§ DATASET EXCERPTS:
=-=-=-=-=

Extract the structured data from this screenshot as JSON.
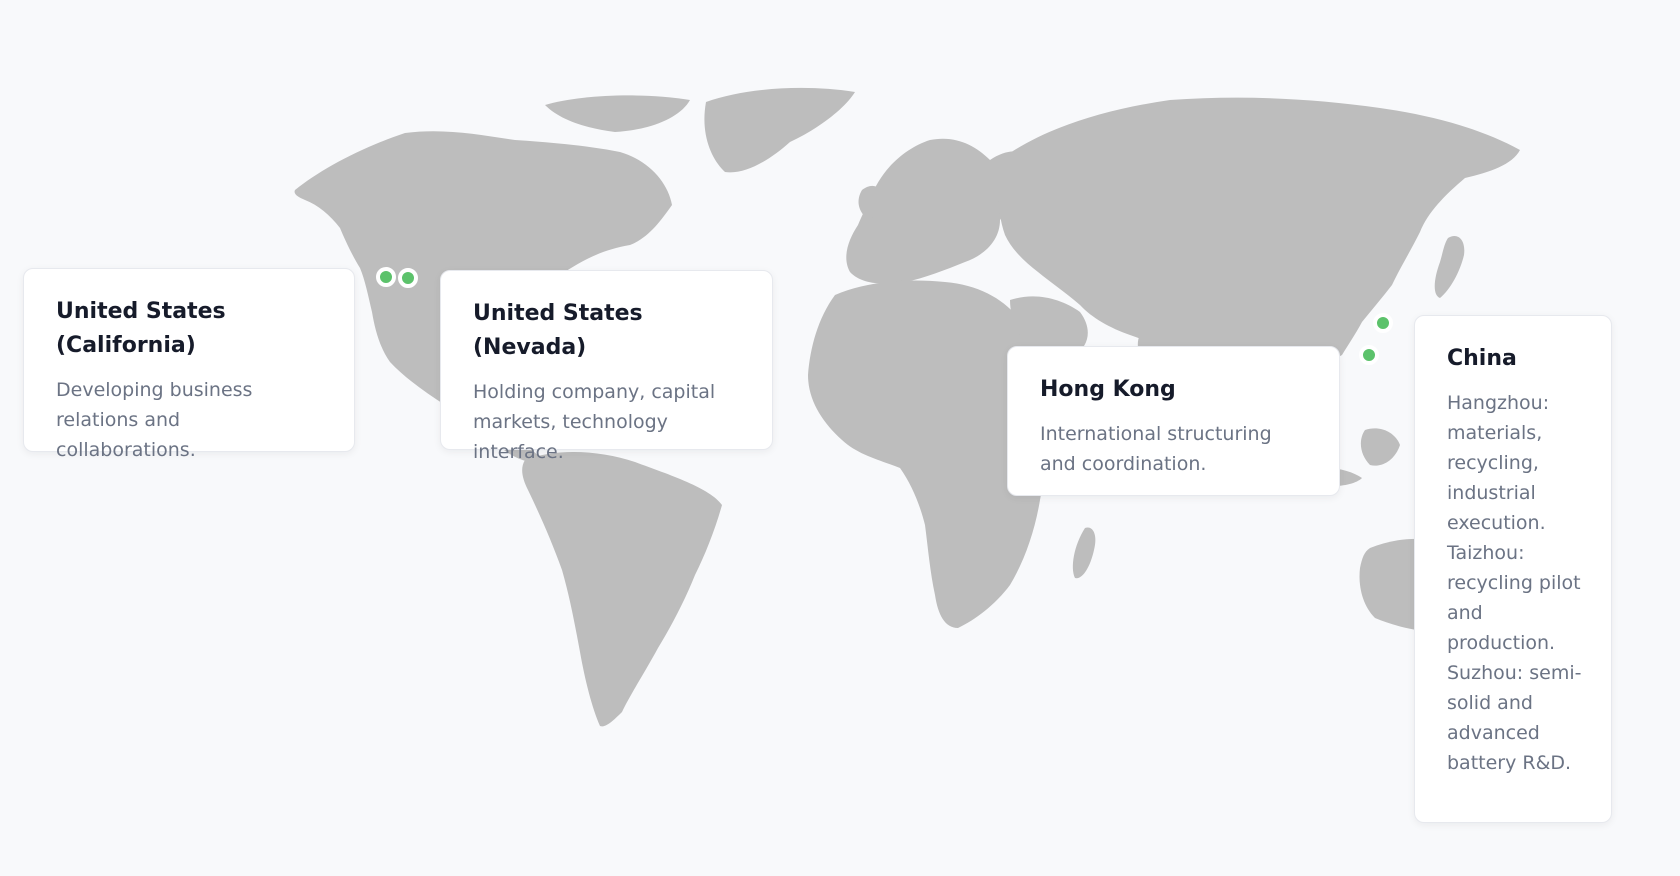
{
  "map": {
    "marker_color": "#5cc26b",
    "land_color": "#bdbdbd",
    "background_color": "#f8f9fb"
  },
  "locations": [
    {
      "id": "california",
      "title": "United States (California)",
      "description": "Developing business relations and collaborations."
    },
    {
      "id": "nevada",
      "title": "United States (Nevada)",
      "description": "Holding company, capital markets, technology interface."
    },
    {
      "id": "hong-kong",
      "title": "Hong Kong",
      "description": "International structuring and coordination."
    },
    {
      "id": "china",
      "title": "China",
      "description": "Hangzhou: materials, recycling, industrial execution. Taizhou: recycling pilot and production. Suzhou: semi-solid and advanced battery R&D."
    }
  ]
}
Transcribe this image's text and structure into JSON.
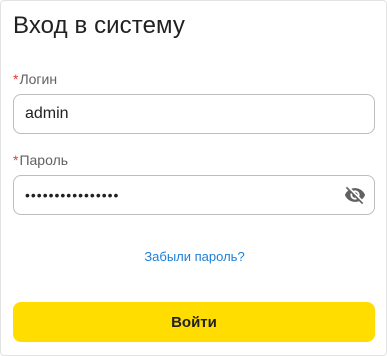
{
  "form": {
    "title": "Вход в систему",
    "required_mark": "*",
    "login": {
      "label": "Логин",
      "value": "admin"
    },
    "password": {
      "label": "Пароль",
      "value": "••••••••••••••••",
      "toggle_icon": "eye-off-icon"
    },
    "forgot_link": "Забыли пароль?",
    "submit_label": "Войти"
  },
  "colors": {
    "accent_button": "#ffdd00",
    "link": "#1e7fd6",
    "required": "#e53935"
  }
}
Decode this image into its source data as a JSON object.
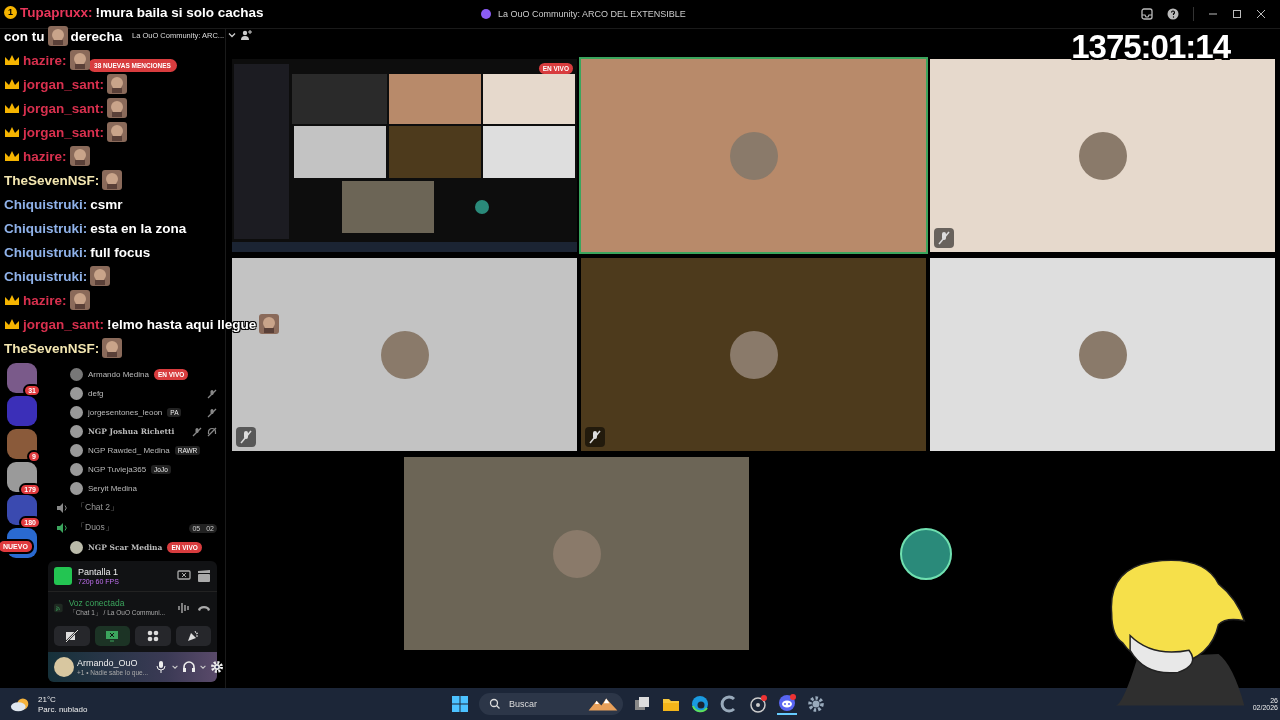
{
  "window": {
    "title": "La OuO Community: ARCO DEL EXTENSIBLE"
  },
  "stream_timer": "1375:01:14",
  "chat": [
    {
      "user": "Tupapruxx:",
      "color": "#e8365a",
      "crown": false,
      "badge": "1",
      "parts": [
        {
          "kind": "text",
          "text": "!mura baila si solo cachas"
        }
      ]
    },
    {
      "parts": [
        {
          "kind": "text",
          "text": "con tu"
        },
        {
          "kind": "emote"
        },
        {
          "kind": "text",
          "text": "derecha"
        }
      ]
    },
    {
      "user": "hazire:",
      "color": "#d8304e",
      "crown": true,
      "parts": [
        {
          "kind": "emote"
        }
      ]
    },
    {
      "user": "jorgan_sant:",
      "color": "#d8304e",
      "crown": true,
      "parts": [
        {
          "kind": "emote"
        }
      ]
    },
    {
      "user": "jorgan_sant:",
      "color": "#d8304e",
      "crown": true,
      "parts": [
        {
          "kind": "emote"
        }
      ]
    },
    {
      "user": "jorgan_sant:",
      "color": "#d8304e",
      "crown": true,
      "parts": [
        {
          "kind": "emote"
        }
      ]
    },
    {
      "user": "hazire:",
      "color": "#d8304e",
      "crown": true,
      "parts": [
        {
          "kind": "emote"
        }
      ]
    },
    {
      "user": "TheSevenNSF:",
      "color": "#f3e6b0",
      "crown": false,
      "parts": [
        {
          "kind": "emote"
        }
      ]
    },
    {
      "user": "Chiquistruki:",
      "color": "#8fb2ea",
      "crown": false,
      "parts": [
        {
          "kind": "text",
          "text": "csmr"
        }
      ]
    },
    {
      "user": "Chiquistruki:",
      "color": "#8fb2ea",
      "crown": false,
      "parts": [
        {
          "kind": "text",
          "text": "esta en la zona"
        }
      ]
    },
    {
      "user": "Chiquistruki:",
      "color": "#8fb2ea",
      "crown": false,
      "parts": [
        {
          "kind": "text",
          "text": "full focus"
        }
      ]
    },
    {
      "user": "Chiquistruki:",
      "color": "#8fb2ea",
      "crown": false,
      "parts": [
        {
          "kind": "emote"
        }
      ]
    },
    {
      "user": "hazire:",
      "color": "#d8304e",
      "crown": true,
      "parts": [
        {
          "kind": "emote"
        }
      ]
    },
    {
      "user": "jorgan_sant:",
      "color": "#d8304e",
      "crown": true,
      "parts": [
        {
          "kind": "text",
          "text": "!elmo hasta aqui llegue"
        },
        {
          "kind": "emote"
        }
      ]
    },
    {
      "user": "TheSevenNSF:",
      "color": "#f3e6b0",
      "crown": false,
      "parts": [
        {
          "kind": "emote"
        }
      ]
    }
  ],
  "servers": [
    {
      "color": "#7a5a8a",
      "badge": "31"
    },
    {
      "color": "#3b2fb8"
    },
    {
      "color": "#8a5a3a",
      "badge": "9"
    },
    {
      "color": "#9a9a9a",
      "badge": "179"
    },
    {
      "color": "#3a4ab0",
      "badge": "180"
    },
    {
      "color": "#2a6ad0",
      "badge": "NUEVO"
    }
  ],
  "server_name": "La OuO Community: ARC...",
  "mentions_pill": "38 NUEVAS MENCIONES",
  "streamer": {
    "name": "Armando Medina",
    "live": "EN VIVO"
  },
  "members": [
    {
      "name": "defg",
      "muted": true,
      "deafened": false,
      "bold": false
    },
    {
      "name": "jorgesentones_leoon",
      "tag": "PA",
      "muted": true,
      "deafened": false,
      "bold": false
    },
    {
      "name": "NGP Joshua Richetti",
      "muted": true,
      "deafened": true,
      "bold": true
    },
    {
      "name": "NGP Rawded_ Medina",
      "tag": "RAWR",
      "muted": false,
      "deafened": false,
      "bold": false
    },
    {
      "name": "NGP Tuvieja365",
      "tag": "JoJo",
      "muted": false,
      "deafened": false,
      "bold": false
    },
    {
      "name": "Seryit Medina",
      "muted": false,
      "deafened": false,
      "bold": false
    }
  ],
  "voice_channels": [
    {
      "name": "「Chat 2」",
      "active": false
    },
    {
      "name": "「Duos」",
      "active": true,
      "counter": [
        "05",
        "02"
      ]
    }
  ],
  "live_member": {
    "name": "NGP Scar Medina",
    "live": "EN VIVO"
  },
  "screen_share": {
    "title": "Pantalla 1",
    "quality": "720p 60 FPS"
  },
  "voice_status": {
    "title": "Voz conectada",
    "channel": "「Chat 1」 / La OuO Communi..."
  },
  "user": {
    "name": "Armando_OuO",
    "status": "+1 • Nadie sabe lo que..."
  },
  "tiles": [
    {
      "kind": "screen",
      "color": "#111111",
      "live": "EN VIVO",
      "speaking": false,
      "muted": false
    },
    {
      "kind": "camera",
      "color": "#b88a6a",
      "speaking": true,
      "muted": false
    },
    {
      "kind": "camera",
      "color": "#e6d9cc",
      "speaking": false,
      "muted": true
    },
    {
      "kind": "camera",
      "color": "#c3c3c3",
      "speaking": false,
      "muted": true
    },
    {
      "kind": "camera",
      "color": "#4d3a1c",
      "speaking": false,
      "muted": true
    },
    {
      "kind": "camera",
      "color": "#dedede",
      "speaking": false,
      "muted": false
    },
    {
      "kind": "camera",
      "color": "#6c6556",
      "speaking": false,
      "muted": false
    },
    {
      "kind": "camera",
      "color": "#000000",
      "speaking": false,
      "muted": false
    }
  ],
  "taskbar": {
    "temperature": "21°C",
    "weather": "Parc. nublado",
    "search_placeholder": "Buscar",
    "clock_time": "26",
    "clock_date": "02/2026"
  }
}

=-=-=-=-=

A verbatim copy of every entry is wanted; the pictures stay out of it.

Extract the structured data from this screenshot as JSON.
{
  "map": {
    "marker_color": "#5cc26b",
    "land_color": "#bdbdbd",
    "background_color": "#f8f9fb"
  },
  "locations": [
    {
      "id": "california",
      "title": "United States (California)",
      "description": "Developing business relations and collaborations."
    },
    {
      "id": "nevada",
      "title": "United States (Nevada)",
      "description": "Holding company, capital markets, technology interface."
    },
    {
      "id": "hong-kong",
      "title": "Hong Kong",
      "description": "International structuring and coordination."
    },
    {
      "id": "china",
      "title": "China",
      "description": "Hangzhou: materials, recycling, industrial execution. Taizhou: recycling pilot and production. Suzhou: semi-solid and advanced battery R&D."
    }
  ]
}
Transcribe this image's text and structure into JSON.
{
  "form": {
    "title": "Вход в систему",
    "required_mark": "*",
    "login": {
      "label": "Логин",
      "value": "admin"
    },
    "password": {
      "label": "Пароль",
      "value": "••••••••••••••••",
      "toggle_icon": "eye-off-icon"
    },
    "forgot_link": "Забыли пароль?",
    "submit_label": "Войти"
  },
  "colors": {
    "accent_button": "#ffdd00",
    "link": "#1e7fd6",
    "required": "#e53935"
  }
}
Decode this image into its source data as a JSON object.
{
  "window": {
    "title": "La OuO Community: ARCO DEL EXTENSIBLE"
  },
  "stream_timer": "1375:01:14",
  "chat": [
    {
      "user": "Tupapruxx:",
      "color": "#e8365a",
      "crown": false,
      "badge": "1",
      "parts": [
        {
          "kind": "text",
          "text": "!mura baila si solo cachas"
        }
      ]
    },
    {
      "parts": [
        {
          "kind": "text",
          "text": "con tu"
        },
        {
          "kind": "emote"
        },
        {
          "kind": "text",
          "text": "derecha"
        }
      ]
    },
    {
      "user": "hazire:",
      "color": "#d8304e",
      "crown": true,
      "parts": [
        {
          "kind": "emote"
        }
      ]
    },
    {
      "user": "jorgan_sant:",
      "color": "#d8304e",
      "crown": true,
      "parts": [
        {
          "kind": "emote"
        }
      ]
    },
    {
      "user": "jorgan_sant:",
      "color": "#d8304e",
      "crown": true,
      "parts": [
        {
          "kind": "emote"
        }
      ]
    },
    {
      "user": "jorgan_sant:",
      "color": "#d8304e",
      "crown": true,
      "parts": [
        {
          "kind": "emote"
        }
      ]
    },
    {
      "user": "hazire:",
      "color": "#d8304e",
      "crown": true,
      "parts": [
        {
          "kind": "emote"
        }
      ]
    },
    {
      "user": "TheSevenNSF:",
      "color": "#f3e6b0",
      "crown": false,
      "parts": [
        {
          "kind": "emote"
        }
      ]
    },
    {
      "user": "Chiquistruki:",
      "color": "#8fb2ea",
      "crown": false,
      "parts": [
        {
          "kind": "text",
          "text": "csmr"
        }
      ]
    },
    {
      "user": "Chiquistruki:",
      "color": "#8fb2ea",
      "crown": false,
      "parts": [
        {
          "kind": "text",
          "text": "esta en la zona"
        }
      ]
    },
    {
      "user": "Chiquistruki:",
      "color": "#8fb2ea",
      "crown": false,
      "parts": [
        {
          "kind": "text",
          "text": "full focus"
        }
      ]
    },
    {
      "user": "Chiquistruki:",
      "color": "#8fb2ea",
      "crown": false,
      "parts": [
        {
          "kind": "emote"
        }
      ]
    },
    {
      "user": "hazire:",
      "color": "#d8304e",
      "crown": true,
      "parts": [
        {
          "kind": "emote"
        }
      ]
    },
    {
      "user": "jorgan_sant:",
      "color": "#d8304e",
      "crown": true,
      "parts": [
        {
          "kind": "text",
          "text": "!elmo hasta aqui llegue"
        },
        {
          "kind": "emote"
        }
      ]
    },
    {
      "user": "TheSevenNSF:",
      "color": "#f3e6b0",
      "crown": false,
      "parts": [
        {
          "kind": "emote"
        }
      ]
    }
  ],
  "servers": [
    {
      "color": "#7a5a8a",
      "badge": "31"
    },
    {
      "color": "#3b2fb8"
    },
    {
      "color": "#8a5a3a",
      "badge": "9"
    },
    {
      "color": "#9a9a9a",
      "badge": "179"
    },
    {
      "color": "#3a4ab0",
      "badge": "180"
    },
    {
      "color": "#2a6ad0",
      "badge": "NUEVO"
    }
  ],
  "server_name": "La OuO Community: ARC...",
  "mentions_pill": "38 NUEVAS MENCIONES",
  "streamer": {
    "name": "Armando Medina",
    "live": "EN VIVO"
  },
  "members": [
    {
      "name": "defg",
      "muted": true,
      "deafened": false,
      "bold": false
    },
    {
      "name": "jorgesentones_leoon",
      "tag": "PA",
      "muted": true,
      "deafened": false,
      "bold": false
    },
    {
      "name": "NGP Joshua Richetti",
      "muted": true,
      "deafened": true,
      "bold": true
    },
    {
      "name": "NGP Rawded_ Medina",
      "tag": "RAWR",
      "muted": false,
      "deafened": false,
      "bold": false
    },
    {
      "name": "NGP Tuvieja365",
      "tag": "JoJo",
      "muted": false,
      "deafened": false,
      "bold": false
    },
    {
      "name": "Seryit Medina",
      "muted": false,
      "deafened": false,
      "bold": false
    }
  ],
  "voice_channels": [
    {
      "name": "「Chat 2」",
      "active": false
    },
    {
      "name": "「Duos」",
      "active": true,
      "counter": [
        "05",
        "02"
      ]
    }
  ],
  "live_member": {
    "name": "NGP Scar Medina",
    "live": "EN VIVO"
  },
  "screen_share": {
    "title": "Pantalla 1",
    "quality": "720p 60 FPS"
  },
  "voice_status": {
    "title": "Voz conectada",
    "channel": "「Chat 1」 / La OuO Communi..."
  },
  "user": {
    "name": "Armando_OuO",
    "status": "+1 • Nadie sabe lo que..."
  },
  "tiles": [
    {
      "kind": "screen",
      "color": "#111111",
      "live": "EN VIVO",
      "speaking": false,
      "muted": false
    },
    {
      "kind": "camera",
      "color": "#b88a6a",
      "speaking": true,
      "muted": false
    },
    {
      "kind": "camera",
      "color": "#e6d9cc",
      "speaking": false,
      "muted": true
    },
    {
      "kind": "camera",
      "color": "#c3c3c3",
      "speaking": false,
      "muted": true
    },
    {
      "kind": "camera",
      "color": "#4d3a1c",
      "speaking": false,
      "muted": true
    },
    {
      "kind": "camera",
      "color": "#dedede",
      "speaking": false,
      "muted": false
    },
    {
      "kind": "camera",
      "color": "#6c6556",
      "speaking": false,
      "muted": false
    },
    {
      "kind": "camera",
      "color": "#000000",
      "speaking": false,
      "muted": false
    }
  ],
  "taskbar": {
    "temperature": "21°C",
    "weather": "Parc. nublado",
    "search_placeholder": "Buscar",
    "clock_time": "26",
    "clock_date": "02/2026"
  }
}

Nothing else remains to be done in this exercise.